TASK PROMPT: From the entries that follow, copy each line in which "this" appears.

RECORD SET:

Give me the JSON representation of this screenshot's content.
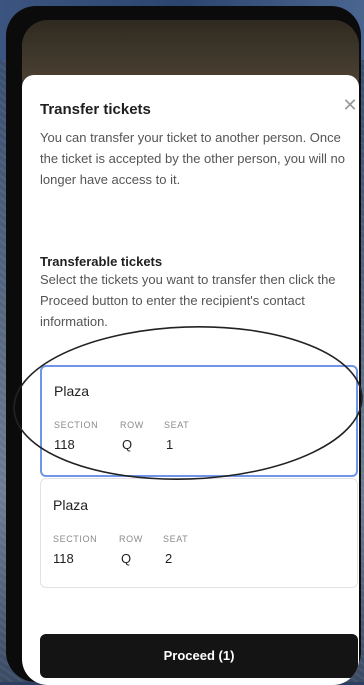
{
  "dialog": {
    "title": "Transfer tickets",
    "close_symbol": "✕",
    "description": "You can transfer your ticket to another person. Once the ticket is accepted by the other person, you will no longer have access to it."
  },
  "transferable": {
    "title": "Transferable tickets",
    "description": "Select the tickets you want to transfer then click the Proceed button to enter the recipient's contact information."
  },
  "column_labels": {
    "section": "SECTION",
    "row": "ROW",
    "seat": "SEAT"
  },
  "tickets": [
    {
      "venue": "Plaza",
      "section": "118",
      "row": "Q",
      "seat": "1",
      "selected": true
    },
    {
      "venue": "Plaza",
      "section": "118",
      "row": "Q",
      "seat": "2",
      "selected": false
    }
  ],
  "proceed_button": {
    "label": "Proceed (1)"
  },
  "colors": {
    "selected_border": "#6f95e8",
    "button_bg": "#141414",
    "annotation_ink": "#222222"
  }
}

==

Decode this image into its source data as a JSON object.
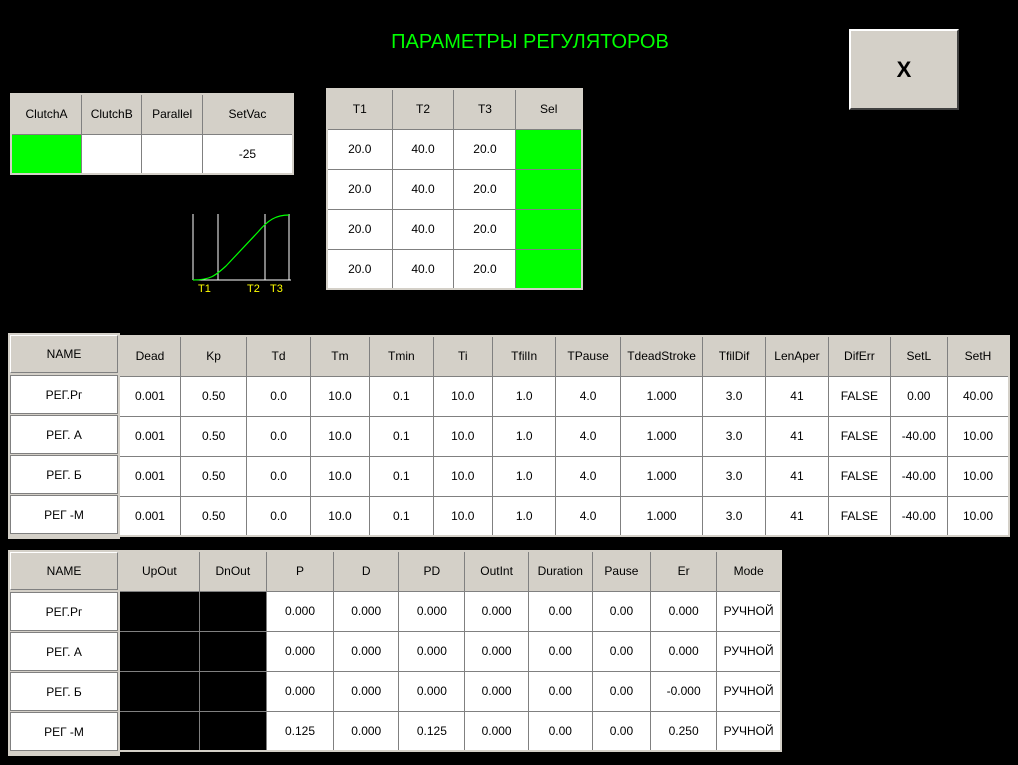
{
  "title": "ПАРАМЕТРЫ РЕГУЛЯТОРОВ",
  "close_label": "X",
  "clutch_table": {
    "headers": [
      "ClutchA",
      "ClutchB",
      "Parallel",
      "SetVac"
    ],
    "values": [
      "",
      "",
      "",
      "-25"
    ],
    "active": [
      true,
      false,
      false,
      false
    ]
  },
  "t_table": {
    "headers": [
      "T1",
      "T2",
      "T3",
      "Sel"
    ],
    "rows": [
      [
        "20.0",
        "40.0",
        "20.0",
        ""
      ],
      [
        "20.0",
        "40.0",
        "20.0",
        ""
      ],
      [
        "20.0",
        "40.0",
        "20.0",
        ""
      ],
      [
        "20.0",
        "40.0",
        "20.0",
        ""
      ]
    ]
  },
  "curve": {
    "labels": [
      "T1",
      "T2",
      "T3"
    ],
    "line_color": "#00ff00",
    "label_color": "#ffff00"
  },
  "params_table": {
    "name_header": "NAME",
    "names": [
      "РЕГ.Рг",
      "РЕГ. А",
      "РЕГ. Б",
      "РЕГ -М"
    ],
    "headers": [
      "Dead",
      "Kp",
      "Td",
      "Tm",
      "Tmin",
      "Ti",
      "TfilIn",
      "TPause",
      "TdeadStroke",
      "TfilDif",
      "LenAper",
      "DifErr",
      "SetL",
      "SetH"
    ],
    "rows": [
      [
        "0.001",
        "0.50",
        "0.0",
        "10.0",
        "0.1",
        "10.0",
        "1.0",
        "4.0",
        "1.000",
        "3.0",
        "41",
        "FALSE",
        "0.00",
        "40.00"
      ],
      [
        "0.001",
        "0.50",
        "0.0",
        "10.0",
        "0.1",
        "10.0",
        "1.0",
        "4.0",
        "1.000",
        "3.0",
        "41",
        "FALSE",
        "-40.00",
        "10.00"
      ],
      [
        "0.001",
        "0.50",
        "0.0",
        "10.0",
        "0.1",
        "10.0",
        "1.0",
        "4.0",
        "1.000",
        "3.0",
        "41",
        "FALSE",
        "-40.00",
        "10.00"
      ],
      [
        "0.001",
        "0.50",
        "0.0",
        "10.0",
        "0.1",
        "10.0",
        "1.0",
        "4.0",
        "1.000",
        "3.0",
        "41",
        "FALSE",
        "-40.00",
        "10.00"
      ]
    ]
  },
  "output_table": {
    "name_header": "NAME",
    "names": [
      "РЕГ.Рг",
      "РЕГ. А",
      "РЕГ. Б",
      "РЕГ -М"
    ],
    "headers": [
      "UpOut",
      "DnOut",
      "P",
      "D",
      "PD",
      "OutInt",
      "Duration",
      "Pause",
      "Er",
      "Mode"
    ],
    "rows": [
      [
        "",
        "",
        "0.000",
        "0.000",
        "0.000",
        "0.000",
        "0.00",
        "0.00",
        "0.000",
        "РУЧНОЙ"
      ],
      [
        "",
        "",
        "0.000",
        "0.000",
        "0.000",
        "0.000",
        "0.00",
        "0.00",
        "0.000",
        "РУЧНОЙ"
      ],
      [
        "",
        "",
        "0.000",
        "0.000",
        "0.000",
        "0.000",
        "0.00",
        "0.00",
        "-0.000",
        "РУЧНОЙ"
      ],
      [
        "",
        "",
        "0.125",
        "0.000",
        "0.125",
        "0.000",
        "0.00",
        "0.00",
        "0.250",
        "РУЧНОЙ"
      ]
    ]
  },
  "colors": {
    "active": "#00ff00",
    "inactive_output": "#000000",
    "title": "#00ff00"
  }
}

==

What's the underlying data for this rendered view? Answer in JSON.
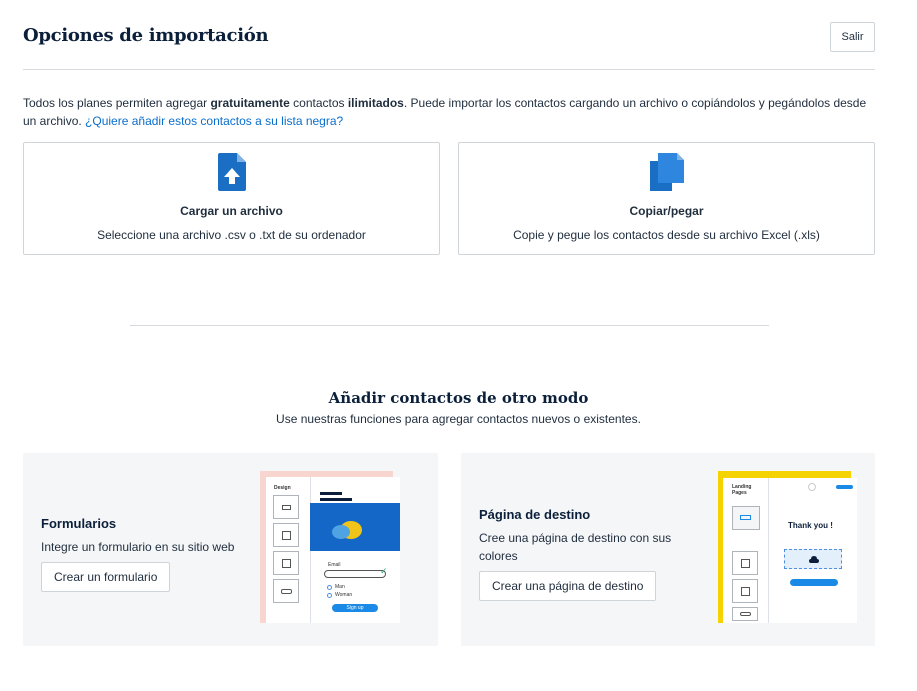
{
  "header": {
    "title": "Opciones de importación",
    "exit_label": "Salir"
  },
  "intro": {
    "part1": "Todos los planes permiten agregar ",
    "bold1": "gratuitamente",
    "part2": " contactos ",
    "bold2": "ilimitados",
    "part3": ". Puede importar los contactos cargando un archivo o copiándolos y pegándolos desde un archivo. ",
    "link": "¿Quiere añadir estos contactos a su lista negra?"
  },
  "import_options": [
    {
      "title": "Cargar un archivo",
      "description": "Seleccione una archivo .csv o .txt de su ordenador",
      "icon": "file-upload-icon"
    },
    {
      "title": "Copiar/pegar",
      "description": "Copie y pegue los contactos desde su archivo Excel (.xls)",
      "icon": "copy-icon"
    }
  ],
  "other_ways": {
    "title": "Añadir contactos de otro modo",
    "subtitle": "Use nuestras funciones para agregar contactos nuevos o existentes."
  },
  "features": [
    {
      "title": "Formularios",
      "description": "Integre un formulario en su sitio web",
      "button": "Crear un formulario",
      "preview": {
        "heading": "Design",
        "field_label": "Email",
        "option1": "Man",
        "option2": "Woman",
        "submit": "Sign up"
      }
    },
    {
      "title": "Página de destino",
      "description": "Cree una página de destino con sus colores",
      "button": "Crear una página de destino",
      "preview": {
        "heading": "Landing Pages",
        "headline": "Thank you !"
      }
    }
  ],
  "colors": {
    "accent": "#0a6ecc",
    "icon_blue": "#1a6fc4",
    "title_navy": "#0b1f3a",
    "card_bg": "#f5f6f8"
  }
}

ANSWER FOR THE TASK:
Give me the JSON representation of this screenshot's content.
Decode this image into its source data as a JSON object.
What's the underlying data for this rendered view? Answer in JSON.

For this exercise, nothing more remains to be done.